Abu Ibrahim, Eisa and Mahmoud: three Musketeers of Ajloun
Abu Ibrahim, Eisa and Mahmoud: three Musketeers of Ajloun

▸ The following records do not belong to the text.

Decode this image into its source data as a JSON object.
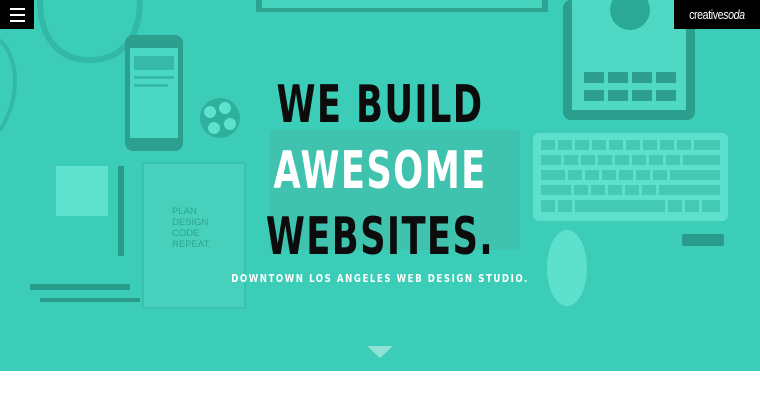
{
  "header": {
    "menu_icon": "hamburger-menu-icon",
    "logo": {
      "part1": "creative",
      "part2": "soda"
    }
  },
  "hero": {
    "headline_line1": "WE BUILD",
    "headline_line2": "AWESOME",
    "headline_line3": "WEBSITES.",
    "tagline": "DOWNTOWN LOS ANGELES WEB DESIGN STUDIO.",
    "notebook_text": [
      "PLAN",
      "DESIGN",
      "CODE",
      "REPEAT."
    ],
    "scroll_icon": "down-arrow-icon"
  },
  "colors": {
    "hero_teal": "#3ccdb8",
    "headline_dark": "#0c0c0c",
    "headline_light": "#ffffff",
    "bar_black": "#000000"
  }
}
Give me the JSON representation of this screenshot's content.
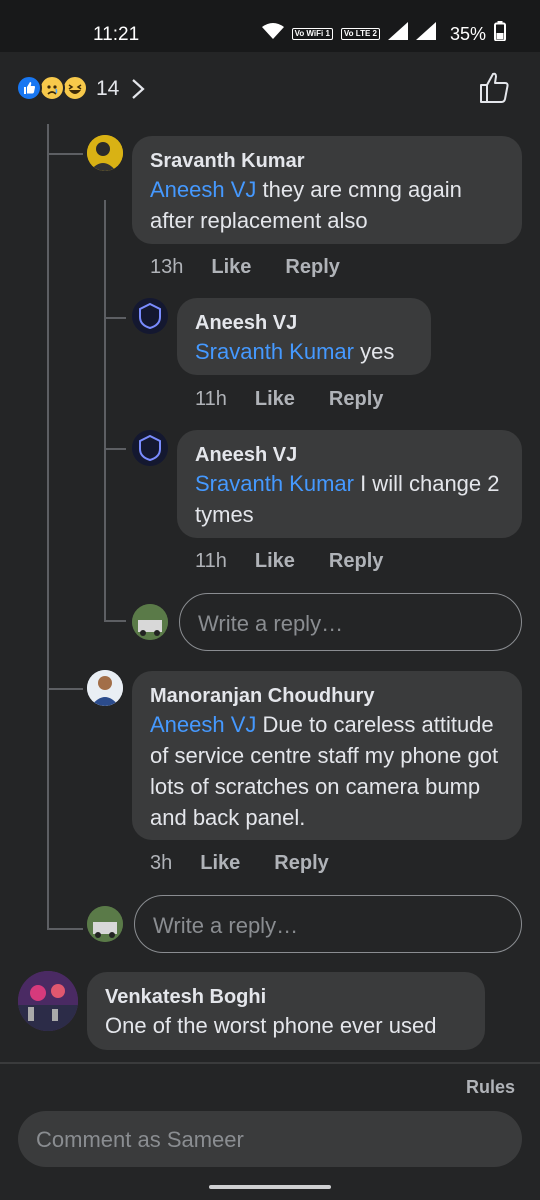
{
  "status_bar": {
    "time": "11:21",
    "wifi_label": "Vo WiFi 1",
    "lte_label": "Vo LTE 2",
    "battery": "35%"
  },
  "header": {
    "reaction_count": "14",
    "reactions": [
      "like-icon",
      "sad-icon",
      "haha-icon"
    ]
  },
  "comments": [
    {
      "author": "Sravanth Kumar",
      "mention": "Aneesh VJ",
      "text": " they are cmng again after replacement also",
      "time": "13h",
      "like": "Like",
      "reply": "Reply"
    },
    {
      "author": "Aneesh VJ",
      "mention": "Sravanth Kumar",
      "text": " yes",
      "time": "11h",
      "like": "Like",
      "reply": "Reply"
    },
    {
      "author": "Aneesh VJ",
      "mention": "Sravanth Kumar",
      "text": " I will change 2 tymes",
      "time": "11h",
      "like": "Like",
      "reply": "Reply"
    },
    {
      "author": "Manoranjan Choudhury",
      "mention": "Aneesh VJ",
      "text": " Due to careless attitude of service centre staff my phone got lots of scratches on camera bump and back panel.",
      "time": "3h",
      "like": "Like",
      "reply": "Reply"
    },
    {
      "author": "Venkatesh Boghi",
      "text": "One of the worst phone ever used"
    }
  ],
  "reply_placeholder": "Write a reply…",
  "footer": {
    "rules": "Rules",
    "comment_placeholder": "Comment as Sameer"
  },
  "colors": {
    "background": "#242526",
    "bubble": "#3a3b3c",
    "mention": "#4599ff",
    "muted": "#b0b3b8"
  }
}
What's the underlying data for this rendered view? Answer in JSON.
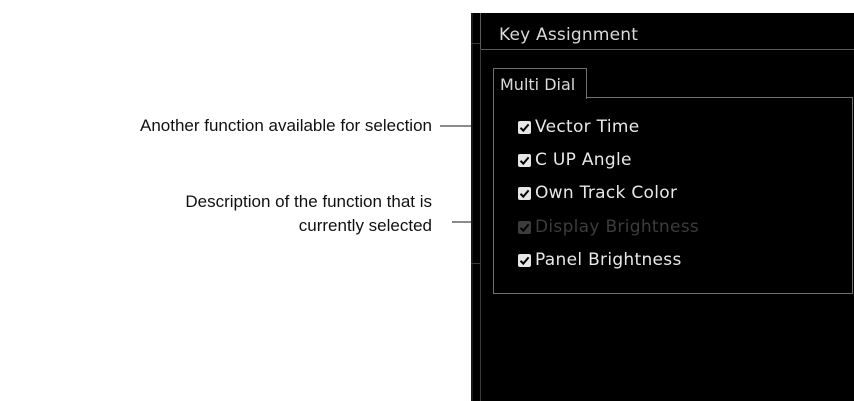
{
  "callouts": {
    "other_function": "Another function available for selection",
    "description_line1": "Description of the function that is",
    "description_line2": "currently selected"
  },
  "panel": {
    "title": "Key Assignment",
    "tab_label": "Multi Dial",
    "options": [
      {
        "label": "Vector Time",
        "checked": true,
        "enabled": true
      },
      {
        "label": "C UP Angle",
        "checked": true,
        "enabled": true
      },
      {
        "label": "Own Track Color",
        "checked": true,
        "enabled": true
      },
      {
        "label": "Display Brightness",
        "checked": true,
        "enabled": false
      },
      {
        "label": "Panel Brightness",
        "checked": true,
        "enabled": true
      }
    ]
  },
  "colors": {
    "panel_background": "#000000",
    "text": "#d9d9d9",
    "disabled_text": "#3c3c3c",
    "leader_line": "#8a8a8a"
  },
  "icons": {
    "checkbox": "checkmark-icon"
  }
}
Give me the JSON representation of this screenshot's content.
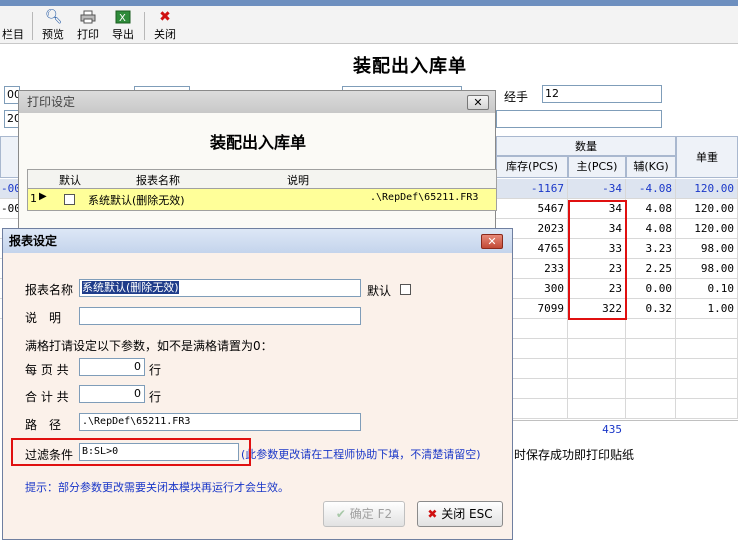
{
  "toolbar": {
    "columns_label": "栏目",
    "preview_label": "预览",
    "print_label": "打印",
    "export_label": "导出",
    "close_label": "关闭"
  },
  "main": {
    "title": "装配出入库单",
    "handler_label": "经手",
    "handler_value": "12",
    "field1_partial": "00",
    "field2_partial": "20",
    "grid": {
      "qty_group_header": "数量",
      "unit_price_header": "单重",
      "col_stock": "库存(PCS)",
      "col_main": "主(PCS)",
      "col_aux": "辅(KG)",
      "rows": [
        {
          "left": "-00",
          "stock": "-1167",
          "main": "-34",
          "aux": "-4.08",
          "price": "120.00"
        },
        {
          "left": "-00",
          "stock": "5467",
          "main": "34",
          "aux": "4.08",
          "price": "120.00"
        },
        {
          "left": "",
          "stock": "2023",
          "main": "34",
          "aux": "4.08",
          "price": "120.00"
        },
        {
          "left": "",
          "stock": "4765",
          "main": "33",
          "aux": "3.23",
          "price": "98.00"
        },
        {
          "left": "",
          "stock": "233",
          "main": "23",
          "aux": "2.25",
          "price": "98.00"
        },
        {
          "left": "",
          "stock": "300",
          "main": "23",
          "aux": "0.00",
          "price": "0.10"
        },
        {
          "left": "",
          "stock": "7099",
          "main": "322",
          "aux": "0.32",
          "price": "1.00"
        }
      ],
      "total_main": "435"
    },
    "footer_note": "时保存成功即打印贴纸"
  },
  "print_window": {
    "title": "打印设定",
    "heading": "装配出入库单",
    "col_default": "默认",
    "col_name": "报表名称",
    "col_desc": "说明",
    "row_index": "1",
    "row_name": "系统默认(删除无效)",
    "row_path": ".\\RepDef\\65211.FR3"
  },
  "report_dialog": {
    "title": "报表设定",
    "name_label": "报表名称",
    "name_value": "系统默认(删除无效)",
    "default_label": "默认",
    "desc_label": "说　明",
    "desc_value": "",
    "hint": "满格打请设定以下参数，如不是满格请置为0：",
    "per_page_label": "每 页 共",
    "per_page_value": "0",
    "per_page_unit": "行",
    "total_label": "合 计 共",
    "total_value": "0",
    "total_unit": "行",
    "path_label": "路　径",
    "path_value": ".\\RepDef\\65211.FR3",
    "filter_label": "过滤条件",
    "filter_value": "B:SL>0",
    "filter_note": "(此参数更改请在工程师协助下填，不清楚请留空)",
    "tip": "提示：部分参数更改需要关闭本模块再运行才会生效。",
    "ok_label": "确定 F2",
    "close_label": "关闭 ESC"
  },
  "colors": {
    "highlight": "#e01010",
    "blue_text": "#1a37c8",
    "selected_row": "#ffff99"
  }
}
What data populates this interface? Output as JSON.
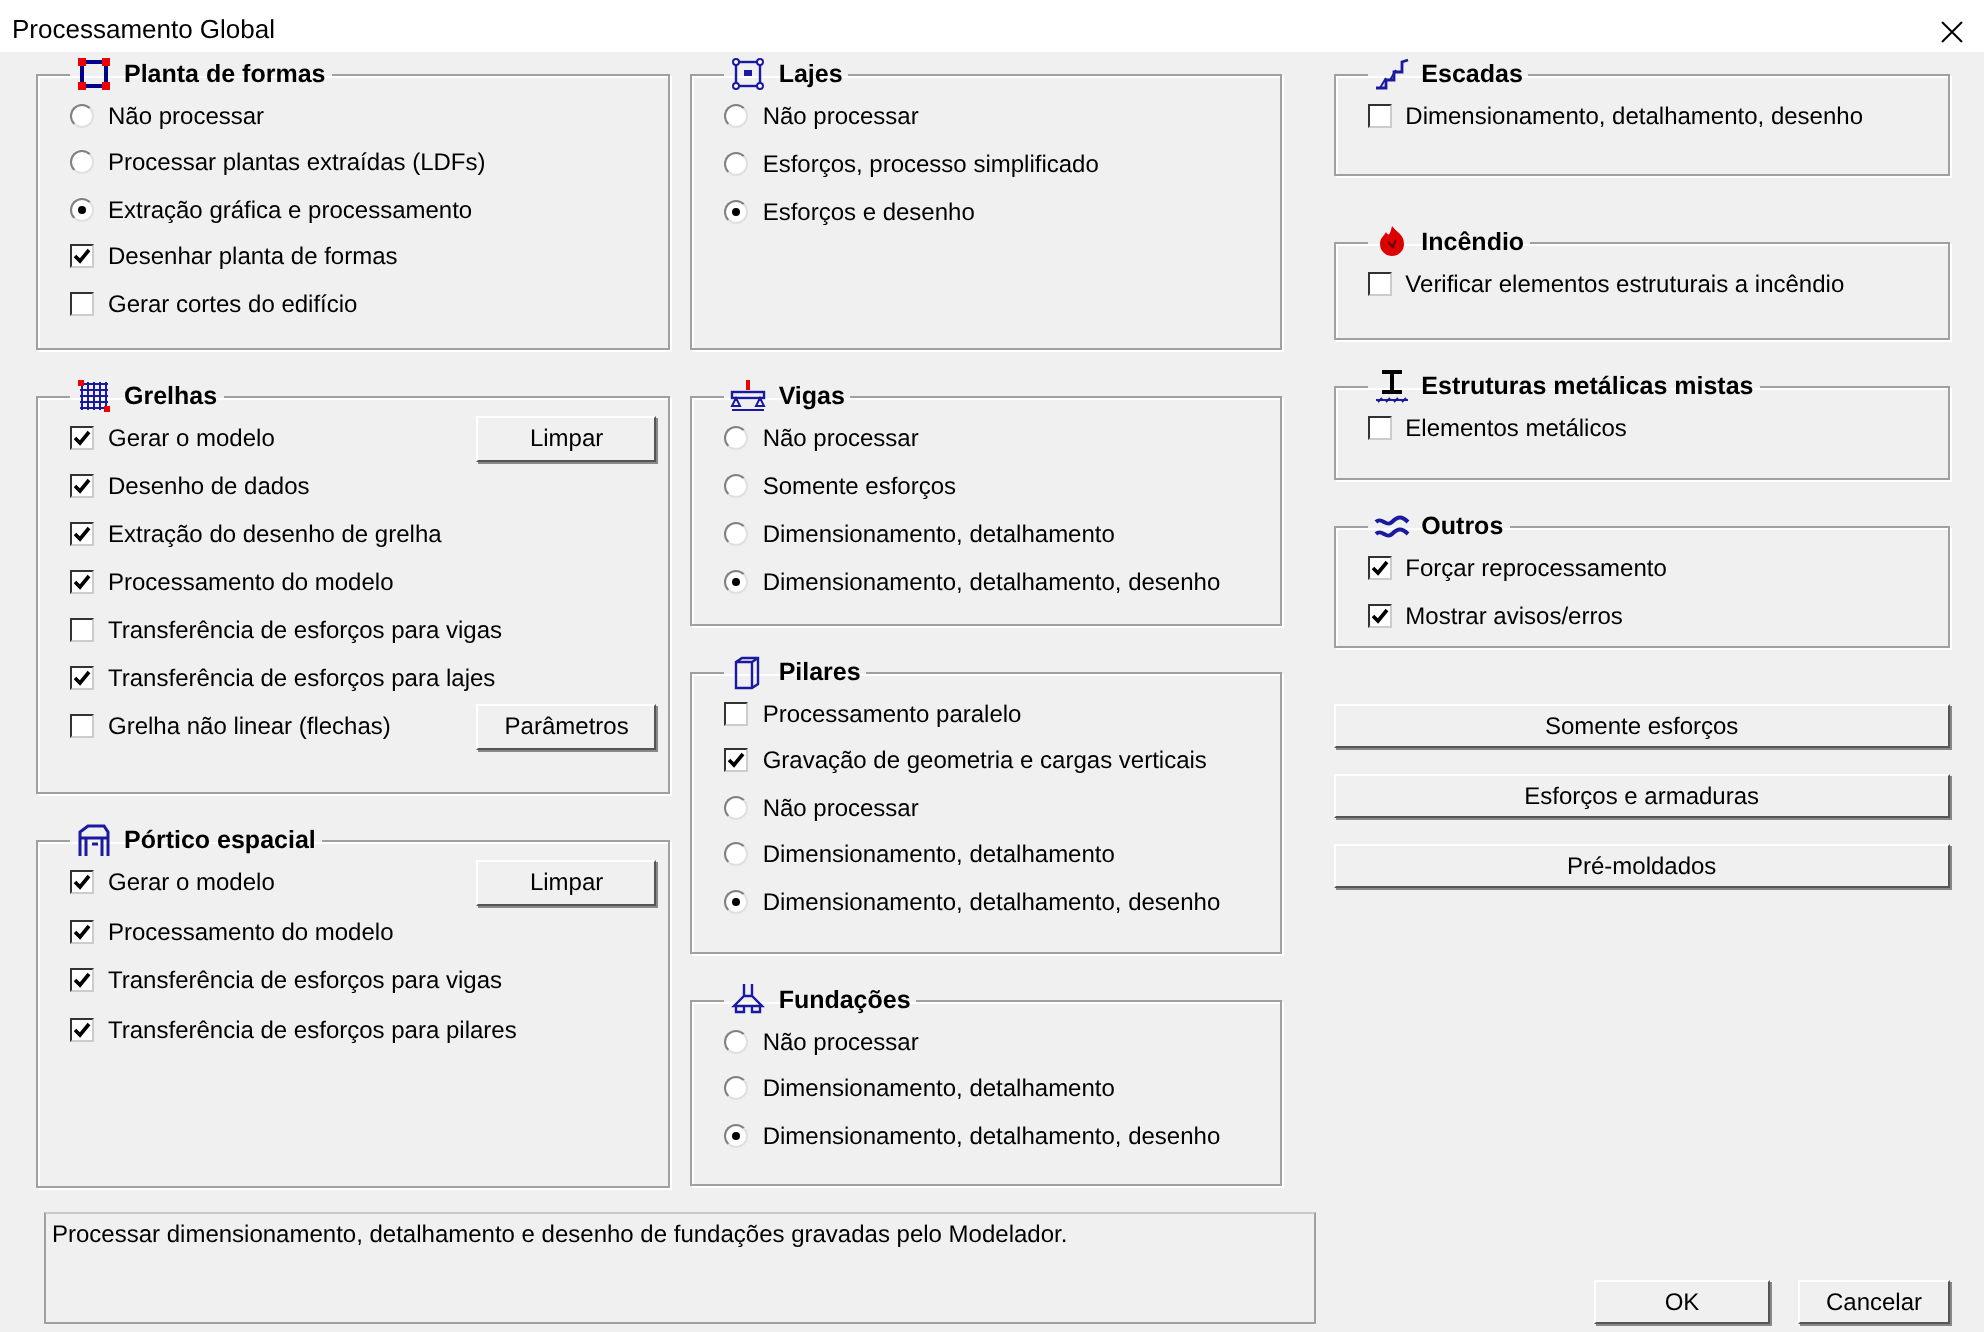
{
  "window": {
    "title": "Processamento Global"
  },
  "columns": [
    {
      "groups": [
        {
          "title": "Planta de formas",
          "items": [
            {
              "kind": "radio",
              "label": "Não processar",
              "selected": false
            },
            {
              "kind": "radio",
              "label": "Processar plantas extraídas (LDFs)",
              "selected": false
            },
            {
              "kind": "radio",
              "label": "Extração gráfica e processamento",
              "selected": true
            },
            {
              "kind": "checkbox",
              "label": "Desenhar planta de formas",
              "checked": true
            },
            {
              "kind": "checkbox",
              "label": "Gerar cortes do edifício",
              "checked": false
            }
          ]
        },
        {
          "title": "Grelhas",
          "items": [
            {
              "kind": "checkbox",
              "label": "Gerar o modelo",
              "checked": true,
              "button": "Limpar"
            },
            {
              "kind": "checkbox",
              "label": "Desenho de dados",
              "checked": true
            },
            {
              "kind": "checkbox",
              "label": "Extração do desenho de grelha",
              "checked": true
            },
            {
              "kind": "checkbox",
              "label": "Processamento do modelo",
              "checked": true
            },
            {
              "kind": "checkbox",
              "label": "Transferência de esforços para vigas",
              "checked": false
            },
            {
              "kind": "checkbox",
              "label": "Transferência de esforços para lajes",
              "checked": true
            },
            {
              "kind": "checkbox",
              "label": "Grelha não linear (flechas)",
              "checked": false,
              "button": "Parâmetros"
            }
          ]
        },
        {
          "title": "Pórtico espacial",
          "items": [
            {
              "kind": "checkbox",
              "label": "Gerar o modelo",
              "checked": true,
              "button": "Limpar"
            },
            {
              "kind": "checkbox",
              "label": "Processamento do modelo",
              "checked": true
            },
            {
              "kind": "checkbox",
              "label": "Transferência de esforços para vigas",
              "checked": true
            },
            {
              "kind": "checkbox",
              "label": "Transferência de esforços para pilares",
              "checked": true
            }
          ]
        }
      ]
    },
    {
      "groups": [
        {
          "title": "Lajes",
          "items": [
            {
              "kind": "radio",
              "label": "Não processar",
              "selected": false
            },
            {
              "kind": "radio",
              "label": "Esforços, processo simplificado",
              "selected": false
            },
            {
              "kind": "radio",
              "label": "Esforços e desenho",
              "selected": true
            }
          ]
        },
        {
          "title": "Vigas",
          "items": [
            {
              "kind": "radio",
              "label": "Não processar",
              "selected": false
            },
            {
              "kind": "radio",
              "label": "Somente esforços",
              "selected": false
            },
            {
              "kind": "radio",
              "label": "Dimensionamento, detalhamento",
              "selected": false
            },
            {
              "kind": "radio",
              "label": "Dimensionamento, detalhamento, desenho",
              "selected": true
            }
          ]
        },
        {
          "title": "Pilares",
          "items": [
            {
              "kind": "checkbox",
              "label": "Processamento paralelo",
              "checked": false
            },
            {
              "kind": "checkbox",
              "label": "Gravação de geometria e cargas verticais",
              "checked": true
            },
            {
              "kind": "radio",
              "label": "Não processar",
              "selected": false
            },
            {
              "kind": "radio",
              "label": "Dimensionamento, detalhamento",
              "selected": false
            },
            {
              "kind": "radio",
              "label": "Dimensionamento, detalhamento, desenho",
              "selected": true
            }
          ]
        },
        {
          "title": "Fundações",
          "items": [
            {
              "kind": "radio",
              "label": "Não processar",
              "selected": false
            },
            {
              "kind": "radio",
              "label": "Dimensionamento, detalhamento",
              "selected": false
            },
            {
              "kind": "radio",
              "label": "Dimensionamento, detalhamento, desenho",
              "selected": true
            }
          ]
        }
      ]
    },
    {
      "groups": [
        {
          "title": "Escadas",
          "items": [
            {
              "kind": "checkbox",
              "label": "Dimensionamento, detalhamento, desenho",
              "checked": false
            }
          ]
        },
        {
          "title": "Incêndio",
          "items": [
            {
              "kind": "checkbox",
              "label": "Verificar elementos estruturais a incêndio",
              "checked": false
            }
          ]
        },
        {
          "title": "Estruturas metálicas mistas",
          "items": [
            {
              "kind": "checkbox",
              "label": "Elementos metálicos",
              "checked": false
            }
          ]
        },
        {
          "title": "Outros",
          "items": [
            {
              "kind": "checkbox",
              "label": "Forçar reprocessamento",
              "checked": true
            },
            {
              "kind": "checkbox",
              "label": "Mostrar avisos/erros",
              "checked": true
            }
          ]
        }
      ]
    }
  ],
  "side_buttons": [
    "Somente esforços",
    "Esforços e armaduras",
    "Pré-moldados"
  ],
  "description": "Processar dimensionamento, detalhamento e desenho de fundações gravadas pelo Modelador.",
  "buttons": [
    "OK",
    "Cancelar"
  ]
}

These trails run through their blood and they know shortcuts, where you can find the stunning black irises growing in April, or where to stop for a rest from walking and a enjoy cup of sage tea. They are proud of the landscape of their ancestors and of the history in the stones – the ruins of mosques, Byzantine mosaics, and castles. They tell tales of holy men – like the prophet Elijah –who have made this place a site of age-old pilgrimage. And they tell tales of the travelers they have come to meet on the path and made lasting friendships with. In the Ajloun region the path winds though forests, olive groves, and steep ravines. Huge boulders create narrow passages ways you nearly have to climb through. Summit vistas open out to rolling hills for as far as the eye can see. Through the haze you can spot the rolling hills of Israel and Palestine and on a clear day, even see the city of Jerusalem. Wildflowers bedeck path – purple hollyhocks, red poppies and little white daisies. You’ll wander through meadows pulling out little thistles and thorns from your trousers. Pistachio trees here, red-barked strawberry trees there. Tortoises may even join your walk. You will encounter countless flocks of sheep and goats, their bells tinkling through the valleys, accompanied by their herding dogs and friendly shepherds. Young boys on horses or donkeys many ride past you with a flicker of curiosity in their eyes. And as you pass through the hamlets along the route, school children will run to their windows giggling and calling you with shouts ‘Hello! What is your name!’ Shopkeepers and women in their homes will come out to greet you, saying Ahlan wa sahlan (loosely translated, it means: “May you arrive as part of the family, and tread an easy path” or “welcome”). They will invariably invite you in for tea. If it is hot out, you may be lucky enough to be offered a refreshing lemonade made green with the generous addition of mint leaves. The people on the path light up at the thought of sharing their hospitality with you – wherever you come from, wherever you are going. At the end of the day, my feet feel relieved as I take off my shoes to enter the homestay where I am spending the night at in the village of Orjan. Iman has spent the entire afternoon, after returning from her job as a school teacher, to prepare what was possibly be a feast unlike anything I’ve ever had before. The centerpiece is maqluba – a fragrant pillow of savory rice cooked with vegetables and chicken. Countless dishes served family style surround the maqluba – lentil soup, eggplant dip (moutabal), stuffed zucchinis (kousa mahshi), flavorful cooked tomato dip (galayet bandoura), stuffed grape leaves (yalangee), cauliflower fritters (mshat), tabouleh salad, and plenty of freshly baked bread. This is more than enough to satisfy an army, let alone a group of walkers. You dine on cushions, which line the perimeter of the family’s living room. Iman is beaming from ear to ear watching you enjoy her home-cooked meal. She asks eagerly which one was my favorite. I tell her I must have her recipe for mshat. We took to the balcony as the sun lowered in the sky, sipping on sweet tea and looking out onto the pomegranate, fig, and apricot trees that surround the house below. The next morning we awake to another feast – this time of various hand-made cheeses, olive oil and za’atar, humus, grilled taboon bread, thick savory yogurt (labneh), and pomegranate molasses. I am sad to leave Eisa and Iman and their children – especially 2-year old Tamar who was always up for hugs. I have brought a bottle of maple syrup from my home in New England as a gift for Iman and her kitchen. She bursts with excitement at the sweet taste. She has welcomed all of us strangers so warmly into her lovely home and I can’t even begin to repay her hospitality. But it makes me happy that in exchange for an unforgettable experience; she can have a little piece of my home with her. We are all nearly in tears as we say goodbye to one another. But as all goodbyes in the Middle East go, we say with a smile “See you again soon, inshah’Allah (God-willing).”